Switzerland & Midwest Connections: The Lucerne Artist Studio in Chicago
In 1998, the cities of Chicago and Lucerne entered into a sister city partnership, which was ratified in Chicago by Mayors Richard M. Daley and Urs W. Studer a year later. Prior to that, several cultural exchanges already took place, with the Lucerne Carnival band “Noggeler” visiting in 1991 and bringing an age-old Swiss tradition to Chicago. The Chicago Symphony Orchestra enriched the Lucerne Festival on various occasions and also performed as orchestra in residence. For Lucerne — a medium-sized Swiss city — this was a unique opportunity to shape its international orientation. Not that the city was unknown outside the region. Lucerne has been an important stop on the trade routes connecting Northern and Southern Europe since the 14th century. Beginning with the Easter Festival in 1453, the city has become a popular global tourist destination as well as a European cultural hub. The city also has an innovative side and is a leader in renewable energy. Lucerne has been converting non-recyclable waste into clean thermal energy since 1971. By comparison, Chicago disposes on average 8 million cubic feet of waste into landfills every year.

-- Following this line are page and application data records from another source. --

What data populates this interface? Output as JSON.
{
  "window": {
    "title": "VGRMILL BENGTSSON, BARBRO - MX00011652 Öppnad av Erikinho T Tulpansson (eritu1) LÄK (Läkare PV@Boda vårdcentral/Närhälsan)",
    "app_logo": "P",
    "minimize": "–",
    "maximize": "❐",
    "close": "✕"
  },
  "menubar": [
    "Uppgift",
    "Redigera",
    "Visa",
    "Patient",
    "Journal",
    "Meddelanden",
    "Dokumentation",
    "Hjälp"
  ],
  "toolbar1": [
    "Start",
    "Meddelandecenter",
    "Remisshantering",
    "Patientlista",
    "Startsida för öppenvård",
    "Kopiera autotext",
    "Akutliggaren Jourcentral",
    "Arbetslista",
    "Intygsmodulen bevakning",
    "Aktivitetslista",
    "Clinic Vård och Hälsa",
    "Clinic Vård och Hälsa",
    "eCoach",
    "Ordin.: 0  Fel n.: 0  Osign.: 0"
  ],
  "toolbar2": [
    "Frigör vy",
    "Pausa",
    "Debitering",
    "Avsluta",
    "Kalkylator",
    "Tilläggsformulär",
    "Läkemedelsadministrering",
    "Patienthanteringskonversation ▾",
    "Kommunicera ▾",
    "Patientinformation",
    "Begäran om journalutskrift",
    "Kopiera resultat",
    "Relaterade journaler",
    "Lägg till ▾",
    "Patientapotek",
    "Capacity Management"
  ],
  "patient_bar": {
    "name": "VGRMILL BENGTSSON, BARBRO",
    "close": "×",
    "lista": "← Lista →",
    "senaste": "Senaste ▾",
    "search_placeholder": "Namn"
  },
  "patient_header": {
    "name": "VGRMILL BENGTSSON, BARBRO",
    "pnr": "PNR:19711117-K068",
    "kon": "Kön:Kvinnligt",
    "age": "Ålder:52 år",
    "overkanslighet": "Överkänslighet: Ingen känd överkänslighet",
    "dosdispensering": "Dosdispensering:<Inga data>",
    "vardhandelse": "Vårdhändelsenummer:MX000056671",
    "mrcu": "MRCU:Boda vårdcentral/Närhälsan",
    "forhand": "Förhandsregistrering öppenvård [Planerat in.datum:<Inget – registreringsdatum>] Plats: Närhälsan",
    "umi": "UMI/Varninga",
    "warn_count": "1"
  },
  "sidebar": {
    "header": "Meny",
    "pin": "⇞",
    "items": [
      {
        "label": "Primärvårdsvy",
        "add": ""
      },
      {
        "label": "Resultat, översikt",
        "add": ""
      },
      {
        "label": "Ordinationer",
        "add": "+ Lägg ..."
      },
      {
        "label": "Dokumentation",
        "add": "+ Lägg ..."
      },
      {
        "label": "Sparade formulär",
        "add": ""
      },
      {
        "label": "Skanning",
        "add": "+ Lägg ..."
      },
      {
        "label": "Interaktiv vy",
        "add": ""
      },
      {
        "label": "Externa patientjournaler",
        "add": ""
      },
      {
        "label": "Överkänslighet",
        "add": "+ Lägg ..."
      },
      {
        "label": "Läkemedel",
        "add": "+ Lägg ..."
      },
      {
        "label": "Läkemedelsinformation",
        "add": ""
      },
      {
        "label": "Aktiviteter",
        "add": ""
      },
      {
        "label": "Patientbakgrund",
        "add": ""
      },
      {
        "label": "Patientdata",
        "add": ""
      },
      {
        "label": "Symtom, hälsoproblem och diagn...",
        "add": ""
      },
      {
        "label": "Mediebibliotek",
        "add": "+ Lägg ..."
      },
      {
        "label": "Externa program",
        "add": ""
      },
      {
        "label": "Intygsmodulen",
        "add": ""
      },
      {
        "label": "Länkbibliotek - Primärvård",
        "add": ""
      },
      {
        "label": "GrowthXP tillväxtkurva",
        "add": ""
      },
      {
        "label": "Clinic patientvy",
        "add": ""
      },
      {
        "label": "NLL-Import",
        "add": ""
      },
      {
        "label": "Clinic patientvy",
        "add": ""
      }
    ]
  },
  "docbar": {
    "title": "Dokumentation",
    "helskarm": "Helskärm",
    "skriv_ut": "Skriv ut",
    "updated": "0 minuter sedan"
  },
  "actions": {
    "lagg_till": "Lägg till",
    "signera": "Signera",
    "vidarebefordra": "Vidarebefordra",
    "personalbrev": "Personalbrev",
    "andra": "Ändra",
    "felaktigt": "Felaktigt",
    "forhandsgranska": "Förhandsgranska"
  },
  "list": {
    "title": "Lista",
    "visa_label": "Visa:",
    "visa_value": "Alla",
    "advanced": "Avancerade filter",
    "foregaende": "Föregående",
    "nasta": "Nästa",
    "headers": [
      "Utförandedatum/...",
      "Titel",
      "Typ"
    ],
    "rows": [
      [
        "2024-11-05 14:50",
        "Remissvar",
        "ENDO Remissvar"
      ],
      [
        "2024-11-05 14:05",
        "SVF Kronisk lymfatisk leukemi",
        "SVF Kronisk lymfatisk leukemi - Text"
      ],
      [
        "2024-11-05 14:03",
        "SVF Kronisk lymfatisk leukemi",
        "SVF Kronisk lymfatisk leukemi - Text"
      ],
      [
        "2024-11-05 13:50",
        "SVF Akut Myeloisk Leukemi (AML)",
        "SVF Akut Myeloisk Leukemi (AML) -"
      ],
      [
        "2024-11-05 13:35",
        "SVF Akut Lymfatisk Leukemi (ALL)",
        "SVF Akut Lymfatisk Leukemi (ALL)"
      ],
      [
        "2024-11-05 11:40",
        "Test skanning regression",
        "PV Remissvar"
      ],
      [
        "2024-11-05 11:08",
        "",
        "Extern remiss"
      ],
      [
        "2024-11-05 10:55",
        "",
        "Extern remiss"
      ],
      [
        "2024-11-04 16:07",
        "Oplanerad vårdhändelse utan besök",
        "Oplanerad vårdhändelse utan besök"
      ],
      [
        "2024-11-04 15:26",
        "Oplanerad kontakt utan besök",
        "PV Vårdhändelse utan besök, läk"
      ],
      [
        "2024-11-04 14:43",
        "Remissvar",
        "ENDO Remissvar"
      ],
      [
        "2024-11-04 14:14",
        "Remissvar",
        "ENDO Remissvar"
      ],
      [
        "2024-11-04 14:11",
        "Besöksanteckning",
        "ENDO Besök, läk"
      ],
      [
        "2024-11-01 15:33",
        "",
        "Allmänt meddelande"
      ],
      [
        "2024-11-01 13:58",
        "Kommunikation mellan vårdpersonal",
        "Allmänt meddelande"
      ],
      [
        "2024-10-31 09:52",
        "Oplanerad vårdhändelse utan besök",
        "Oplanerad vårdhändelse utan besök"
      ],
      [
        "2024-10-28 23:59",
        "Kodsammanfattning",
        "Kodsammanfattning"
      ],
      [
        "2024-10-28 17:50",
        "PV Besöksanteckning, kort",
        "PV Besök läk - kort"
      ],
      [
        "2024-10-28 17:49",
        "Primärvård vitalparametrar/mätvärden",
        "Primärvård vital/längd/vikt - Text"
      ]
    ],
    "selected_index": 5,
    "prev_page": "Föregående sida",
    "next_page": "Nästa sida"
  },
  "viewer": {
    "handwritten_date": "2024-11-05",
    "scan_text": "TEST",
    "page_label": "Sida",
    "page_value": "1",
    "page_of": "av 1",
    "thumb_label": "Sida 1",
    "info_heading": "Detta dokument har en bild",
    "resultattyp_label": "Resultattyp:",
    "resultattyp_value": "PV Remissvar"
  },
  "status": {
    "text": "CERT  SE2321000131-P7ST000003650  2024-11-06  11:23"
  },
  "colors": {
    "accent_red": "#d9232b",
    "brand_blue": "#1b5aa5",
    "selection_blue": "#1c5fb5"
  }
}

In 2001, the then newly founded private association in Lucerne was committed to the project of an Artist Studio in Chicago and raised the necessary sponsorship funds together with financial support from the city and the canton of Lucerne. In Chicago, with the support of the local Lucerne Committee and the Consulate General of Switzerland, the association found suitable premises in Wicker Park. In early September of that year, with the dark clouds of 9–11 on the horizon, the first two artists, Catherine Huth and Pia Frey, traveled to Chicago, and in early November the opening of the studio was celebrated. Since then, twenty years have passed and the studio has been continuously busy until spring of 2020, when the Covid pandemic forced an interruption. During that time (65) artists from all walks of life stayed at the studio and created films, music albums, novels, paintings, theater pieces, dances and illustrations. Among the many notable projects is film maker Stephan Wicki’s “1001 American Smiles”, which has been renewed with “253 Americans” on the occasion of the studio’s anniversary.
At the heart of sister city relationships are human connections and it is important for the artists to experience the city as it is. Many friendships and collaborations were forged, some which continue to this day and they have connected the cultural scenes of Lucerne and Chicago. The stay in Chicago repeatedly presented the Lucerne artists with unexpected challenges, which they always mastered with the support of local acquaintances from their sister city. The openness and cordial curiosity of the people of Chicago has inspired all previous artists in residence. For the city of Lucerne, the artist studio has been a unique cultural project which has had full financial support even in difficult years when it easily could have been the victim of budgetary cuts. This speaks for the broad international horizon of the people in Lucerne and their commitment to the partnership with Chicago. The artist studio remains even after twenty years an example of cultural engagement and is a unique, artistic showcase that is the envy of our neighboring countries.
For its 20th anniversary, the Lucerne-Chicago Sister Cities Association has awarded three commissions to former artists who will collaborate with Chicago artists. The presentations of the work commissions will be shown to the public in Lucerne in 2022. In addition, a publication illustrating the history of the artist studio in Chicago 2001–2021 will be published — with contributions from all former artists. Follow us on Facebook for details of the Festivities and which artists will arrive at the studio in the future.
Please visit the website at www.luzern-chicago.ch for more information on the Artist Studio Project.